Data records for software interfaces
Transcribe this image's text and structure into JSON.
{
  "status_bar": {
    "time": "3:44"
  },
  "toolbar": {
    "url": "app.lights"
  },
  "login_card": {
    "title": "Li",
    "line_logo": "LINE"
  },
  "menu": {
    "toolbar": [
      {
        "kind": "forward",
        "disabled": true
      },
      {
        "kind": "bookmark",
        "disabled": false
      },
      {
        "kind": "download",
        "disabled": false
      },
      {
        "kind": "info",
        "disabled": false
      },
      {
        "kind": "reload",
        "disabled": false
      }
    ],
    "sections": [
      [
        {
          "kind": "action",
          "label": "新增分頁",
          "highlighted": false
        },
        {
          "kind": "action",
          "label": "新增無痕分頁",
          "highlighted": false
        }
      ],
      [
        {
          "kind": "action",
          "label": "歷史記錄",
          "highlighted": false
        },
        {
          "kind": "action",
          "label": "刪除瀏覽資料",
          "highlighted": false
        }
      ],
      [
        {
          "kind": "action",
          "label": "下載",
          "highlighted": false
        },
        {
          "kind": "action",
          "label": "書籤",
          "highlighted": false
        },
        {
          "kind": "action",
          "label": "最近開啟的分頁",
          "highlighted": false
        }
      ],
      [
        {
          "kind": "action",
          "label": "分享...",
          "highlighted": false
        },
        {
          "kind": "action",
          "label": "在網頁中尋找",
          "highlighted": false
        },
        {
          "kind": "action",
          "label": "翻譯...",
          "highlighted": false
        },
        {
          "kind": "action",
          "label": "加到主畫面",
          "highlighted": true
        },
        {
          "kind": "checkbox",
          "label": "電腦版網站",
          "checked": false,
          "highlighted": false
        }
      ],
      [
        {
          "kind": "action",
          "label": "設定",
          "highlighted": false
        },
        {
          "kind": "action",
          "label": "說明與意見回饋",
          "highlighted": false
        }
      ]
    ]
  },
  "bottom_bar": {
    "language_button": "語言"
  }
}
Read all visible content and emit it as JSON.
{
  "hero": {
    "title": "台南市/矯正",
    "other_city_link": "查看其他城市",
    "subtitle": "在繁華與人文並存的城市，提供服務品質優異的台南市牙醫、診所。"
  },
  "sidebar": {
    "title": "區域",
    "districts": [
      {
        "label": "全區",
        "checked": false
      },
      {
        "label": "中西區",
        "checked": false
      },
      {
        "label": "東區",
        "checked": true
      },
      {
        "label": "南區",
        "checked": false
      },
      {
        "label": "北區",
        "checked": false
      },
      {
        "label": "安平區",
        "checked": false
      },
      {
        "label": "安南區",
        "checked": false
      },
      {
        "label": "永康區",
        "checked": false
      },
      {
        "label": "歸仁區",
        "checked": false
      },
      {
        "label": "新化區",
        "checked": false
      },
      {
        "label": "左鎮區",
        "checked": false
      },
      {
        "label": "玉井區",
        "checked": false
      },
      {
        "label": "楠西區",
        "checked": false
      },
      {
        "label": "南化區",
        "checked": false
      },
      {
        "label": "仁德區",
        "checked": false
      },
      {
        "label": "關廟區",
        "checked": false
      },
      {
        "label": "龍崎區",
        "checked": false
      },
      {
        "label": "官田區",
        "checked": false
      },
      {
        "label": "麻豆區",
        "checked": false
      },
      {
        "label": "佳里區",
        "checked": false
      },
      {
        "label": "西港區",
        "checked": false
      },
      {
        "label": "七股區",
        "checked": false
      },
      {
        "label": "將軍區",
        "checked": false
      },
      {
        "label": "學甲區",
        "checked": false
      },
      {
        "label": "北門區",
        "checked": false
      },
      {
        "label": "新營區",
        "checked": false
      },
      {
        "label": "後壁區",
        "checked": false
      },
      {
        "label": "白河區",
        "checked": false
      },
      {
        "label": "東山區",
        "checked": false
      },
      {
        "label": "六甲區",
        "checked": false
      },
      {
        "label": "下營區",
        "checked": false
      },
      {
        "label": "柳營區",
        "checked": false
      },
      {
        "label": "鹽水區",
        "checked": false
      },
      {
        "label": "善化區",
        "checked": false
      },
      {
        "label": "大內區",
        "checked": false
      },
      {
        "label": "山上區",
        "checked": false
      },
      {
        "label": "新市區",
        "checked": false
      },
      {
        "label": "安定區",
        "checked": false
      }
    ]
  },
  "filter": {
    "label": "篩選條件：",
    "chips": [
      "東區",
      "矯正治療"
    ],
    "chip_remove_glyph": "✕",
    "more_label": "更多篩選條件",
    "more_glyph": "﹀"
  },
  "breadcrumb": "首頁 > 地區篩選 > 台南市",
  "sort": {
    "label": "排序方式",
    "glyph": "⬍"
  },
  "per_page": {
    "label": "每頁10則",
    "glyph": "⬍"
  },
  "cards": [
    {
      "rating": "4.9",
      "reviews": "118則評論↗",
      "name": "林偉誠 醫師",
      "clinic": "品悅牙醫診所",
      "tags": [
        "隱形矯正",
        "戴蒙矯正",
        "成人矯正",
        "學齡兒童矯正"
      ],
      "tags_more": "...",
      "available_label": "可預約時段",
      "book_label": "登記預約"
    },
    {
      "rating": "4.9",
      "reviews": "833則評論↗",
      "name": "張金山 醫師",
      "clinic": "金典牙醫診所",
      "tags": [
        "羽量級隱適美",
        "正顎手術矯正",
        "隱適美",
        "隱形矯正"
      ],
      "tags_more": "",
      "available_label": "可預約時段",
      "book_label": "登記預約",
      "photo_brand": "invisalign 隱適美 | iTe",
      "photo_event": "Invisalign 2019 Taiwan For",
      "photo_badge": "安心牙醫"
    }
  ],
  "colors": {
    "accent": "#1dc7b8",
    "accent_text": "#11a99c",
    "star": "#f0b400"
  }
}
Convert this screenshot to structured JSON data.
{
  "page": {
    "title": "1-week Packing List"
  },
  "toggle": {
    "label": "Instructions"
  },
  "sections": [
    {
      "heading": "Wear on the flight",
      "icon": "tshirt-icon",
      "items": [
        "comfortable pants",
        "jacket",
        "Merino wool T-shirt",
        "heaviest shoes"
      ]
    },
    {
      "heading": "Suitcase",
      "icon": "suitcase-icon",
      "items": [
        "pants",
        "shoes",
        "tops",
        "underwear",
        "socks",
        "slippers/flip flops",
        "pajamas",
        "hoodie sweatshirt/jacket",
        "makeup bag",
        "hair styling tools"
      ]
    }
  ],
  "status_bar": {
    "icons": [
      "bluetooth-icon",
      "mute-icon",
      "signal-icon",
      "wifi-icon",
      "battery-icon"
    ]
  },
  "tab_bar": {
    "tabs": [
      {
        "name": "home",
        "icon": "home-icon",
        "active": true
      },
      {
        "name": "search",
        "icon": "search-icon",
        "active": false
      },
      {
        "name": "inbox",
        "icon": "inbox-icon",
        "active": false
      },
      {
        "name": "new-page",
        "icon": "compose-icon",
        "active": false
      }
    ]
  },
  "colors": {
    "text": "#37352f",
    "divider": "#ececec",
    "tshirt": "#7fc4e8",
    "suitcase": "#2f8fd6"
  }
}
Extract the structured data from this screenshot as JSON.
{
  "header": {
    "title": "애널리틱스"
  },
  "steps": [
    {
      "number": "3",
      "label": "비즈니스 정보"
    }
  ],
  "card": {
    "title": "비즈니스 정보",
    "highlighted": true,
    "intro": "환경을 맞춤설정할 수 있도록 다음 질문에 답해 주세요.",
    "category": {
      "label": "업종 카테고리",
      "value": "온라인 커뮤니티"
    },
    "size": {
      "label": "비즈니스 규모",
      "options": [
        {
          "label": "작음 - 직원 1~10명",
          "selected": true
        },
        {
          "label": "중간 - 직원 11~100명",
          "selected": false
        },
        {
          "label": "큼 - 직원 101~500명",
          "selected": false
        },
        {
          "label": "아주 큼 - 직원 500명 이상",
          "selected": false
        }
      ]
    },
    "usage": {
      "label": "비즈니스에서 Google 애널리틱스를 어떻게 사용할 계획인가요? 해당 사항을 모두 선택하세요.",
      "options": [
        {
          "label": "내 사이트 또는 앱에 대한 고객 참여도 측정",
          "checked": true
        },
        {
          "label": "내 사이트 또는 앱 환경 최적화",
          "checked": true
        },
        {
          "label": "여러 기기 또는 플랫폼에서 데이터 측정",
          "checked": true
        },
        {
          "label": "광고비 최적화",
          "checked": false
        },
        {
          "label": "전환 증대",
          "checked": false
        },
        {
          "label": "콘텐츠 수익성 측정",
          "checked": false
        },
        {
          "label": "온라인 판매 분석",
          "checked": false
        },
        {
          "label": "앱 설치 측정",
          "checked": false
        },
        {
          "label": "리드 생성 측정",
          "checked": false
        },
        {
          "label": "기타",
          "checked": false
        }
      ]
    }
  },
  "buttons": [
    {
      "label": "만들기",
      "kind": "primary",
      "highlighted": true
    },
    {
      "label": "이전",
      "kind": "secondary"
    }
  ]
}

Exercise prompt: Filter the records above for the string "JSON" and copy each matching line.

Output of the task:
Transcribe this image's text and structure into JSON.
Read all visible content and emit it as JSON.
Convert this screenshot to structured JSON data.
Extract the structured data from this screenshot as JSON.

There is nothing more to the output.